Snobbish uptown lady Taeko is bored with her countrybred, taciturn husband Mokichi. She makes up lame lies to steal away with her friends to a hot spring resort, where she publicly dismisses him as “Mr Insensitive”. Their marital discord comes to a head when Taeko discovers that Mokichi was complicit in her niece’s walk-out from her arranged date. She runs off after having a fit over Mokichi’s uncouth eating habits, unaware that he will be posted overseas. But over a bowl of ochazuke, she comes to appreciate his down-to-earth philosophy. —Ozu-san.com
Yasujiro Ozu was born in the old Fukagawa district of Tokyo, to a fertilizer merchant, in 1903. In 1923, after a couple of years as an assistant teacher in rural Japan, Ozu was hired as assistant cameraman at the Shochiku Motion Picture Company. Early in his career, Ozu began to experiment with an idiosyncratic film style that ran contrary to the conventions of Japanese or Hollywood cinema of the day. He strove to reduce and simplify his film style; he cast such mainstays as the fade, the dissolve, and the pan from his cinematic palette. He shot solely from a low camera angle, using a 50mm lens, and he subordinated spatial continuity to visual aesthetics. Ozu directed his first film in 1927,The Sword of Penitence. In 1932, he began to hit his creative stride with the touching comedy I Was Born, But…, which was his first commercial success. During World War II, he made few films such as There Was a Father.
After the war, Ozu reached his creative peak and made some of his finest… read more
Considering he was a lifelong bachelor, Ozu isn't the best director of marital trouble films (look to Naruse for that), but this lesser film, made between the masterpieces "Early Summer" and "Tokyo Story", about an arranged marriage on rocky grounds, is interesting nonetheless.

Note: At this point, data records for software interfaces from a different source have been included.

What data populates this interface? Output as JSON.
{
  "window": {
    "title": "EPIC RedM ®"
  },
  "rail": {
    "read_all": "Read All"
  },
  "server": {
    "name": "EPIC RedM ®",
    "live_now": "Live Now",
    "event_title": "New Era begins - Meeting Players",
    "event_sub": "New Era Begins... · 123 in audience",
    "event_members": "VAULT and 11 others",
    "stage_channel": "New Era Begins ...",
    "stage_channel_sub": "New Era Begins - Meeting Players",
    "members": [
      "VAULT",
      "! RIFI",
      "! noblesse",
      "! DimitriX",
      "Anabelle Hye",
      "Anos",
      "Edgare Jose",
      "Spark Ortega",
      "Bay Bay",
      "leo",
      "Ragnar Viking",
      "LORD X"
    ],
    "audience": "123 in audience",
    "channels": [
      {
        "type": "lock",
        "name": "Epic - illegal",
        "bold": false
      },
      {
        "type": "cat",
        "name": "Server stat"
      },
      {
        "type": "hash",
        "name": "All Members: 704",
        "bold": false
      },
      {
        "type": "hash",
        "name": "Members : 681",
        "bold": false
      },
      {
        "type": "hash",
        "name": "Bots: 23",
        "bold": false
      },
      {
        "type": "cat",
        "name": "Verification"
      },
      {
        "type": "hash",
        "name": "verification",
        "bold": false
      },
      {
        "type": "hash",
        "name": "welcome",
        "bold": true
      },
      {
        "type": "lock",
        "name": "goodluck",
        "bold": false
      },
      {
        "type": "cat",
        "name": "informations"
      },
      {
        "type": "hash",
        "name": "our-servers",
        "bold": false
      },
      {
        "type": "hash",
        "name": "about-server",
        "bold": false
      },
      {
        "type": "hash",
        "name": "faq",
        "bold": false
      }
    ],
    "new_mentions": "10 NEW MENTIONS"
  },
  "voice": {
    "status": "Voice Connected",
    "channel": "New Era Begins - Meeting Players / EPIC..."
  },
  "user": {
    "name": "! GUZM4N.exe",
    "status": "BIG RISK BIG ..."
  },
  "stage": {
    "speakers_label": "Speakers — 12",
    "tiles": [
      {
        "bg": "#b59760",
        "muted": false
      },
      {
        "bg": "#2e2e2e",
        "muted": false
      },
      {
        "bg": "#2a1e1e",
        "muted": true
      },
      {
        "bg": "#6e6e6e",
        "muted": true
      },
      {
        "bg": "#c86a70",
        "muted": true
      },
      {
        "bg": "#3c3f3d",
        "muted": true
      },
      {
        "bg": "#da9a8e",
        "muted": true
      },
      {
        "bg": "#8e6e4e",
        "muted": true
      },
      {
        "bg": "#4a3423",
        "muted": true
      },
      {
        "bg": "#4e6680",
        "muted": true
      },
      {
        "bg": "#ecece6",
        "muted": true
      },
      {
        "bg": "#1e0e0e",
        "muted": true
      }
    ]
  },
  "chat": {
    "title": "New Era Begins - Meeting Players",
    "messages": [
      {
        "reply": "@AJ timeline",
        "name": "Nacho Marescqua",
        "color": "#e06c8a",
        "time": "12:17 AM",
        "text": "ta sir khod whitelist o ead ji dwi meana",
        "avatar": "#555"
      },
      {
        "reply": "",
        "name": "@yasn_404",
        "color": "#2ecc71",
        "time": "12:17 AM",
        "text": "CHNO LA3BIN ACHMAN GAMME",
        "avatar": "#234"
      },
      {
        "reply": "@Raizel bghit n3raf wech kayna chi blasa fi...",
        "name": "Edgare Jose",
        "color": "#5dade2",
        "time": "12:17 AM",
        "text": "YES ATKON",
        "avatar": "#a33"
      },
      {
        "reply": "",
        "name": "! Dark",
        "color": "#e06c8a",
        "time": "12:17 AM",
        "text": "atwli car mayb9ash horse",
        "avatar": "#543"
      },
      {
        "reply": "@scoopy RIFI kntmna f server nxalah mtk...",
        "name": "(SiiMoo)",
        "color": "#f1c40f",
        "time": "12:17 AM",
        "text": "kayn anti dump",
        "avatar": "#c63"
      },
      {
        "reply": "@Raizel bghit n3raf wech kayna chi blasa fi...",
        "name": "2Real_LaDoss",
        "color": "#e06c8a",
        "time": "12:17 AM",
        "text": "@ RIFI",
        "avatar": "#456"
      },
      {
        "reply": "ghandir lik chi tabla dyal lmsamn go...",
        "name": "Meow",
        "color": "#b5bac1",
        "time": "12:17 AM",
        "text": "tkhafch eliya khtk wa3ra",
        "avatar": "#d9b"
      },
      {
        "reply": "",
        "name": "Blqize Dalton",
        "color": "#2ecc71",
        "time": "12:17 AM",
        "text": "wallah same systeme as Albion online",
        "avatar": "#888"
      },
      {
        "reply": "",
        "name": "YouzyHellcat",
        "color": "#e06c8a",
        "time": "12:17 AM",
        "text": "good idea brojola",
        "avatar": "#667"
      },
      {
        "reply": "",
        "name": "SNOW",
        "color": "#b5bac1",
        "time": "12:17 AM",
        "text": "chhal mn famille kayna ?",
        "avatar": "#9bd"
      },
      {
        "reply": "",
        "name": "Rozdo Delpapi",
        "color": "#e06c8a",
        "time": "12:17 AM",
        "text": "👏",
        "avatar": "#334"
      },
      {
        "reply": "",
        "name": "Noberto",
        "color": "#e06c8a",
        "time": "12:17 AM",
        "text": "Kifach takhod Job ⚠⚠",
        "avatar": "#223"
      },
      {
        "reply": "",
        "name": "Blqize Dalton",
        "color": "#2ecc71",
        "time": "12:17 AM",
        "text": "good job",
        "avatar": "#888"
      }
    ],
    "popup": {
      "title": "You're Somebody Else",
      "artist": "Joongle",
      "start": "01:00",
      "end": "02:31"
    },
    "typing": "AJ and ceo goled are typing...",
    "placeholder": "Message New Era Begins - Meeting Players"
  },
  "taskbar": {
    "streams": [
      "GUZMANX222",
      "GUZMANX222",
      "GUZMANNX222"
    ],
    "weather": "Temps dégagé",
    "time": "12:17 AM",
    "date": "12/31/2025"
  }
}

I burned my tongue yesterday and grew new taste buds today. This is probably the oddest film I've seen from Ozu-san, so much dynamic movement! Travelling shots in cars, in trains, of planes taking off, dolly shots in the house, it's almost overwhelming. Yet still a great portrayal of a middle of the road relationship reflecting on a new one about to form.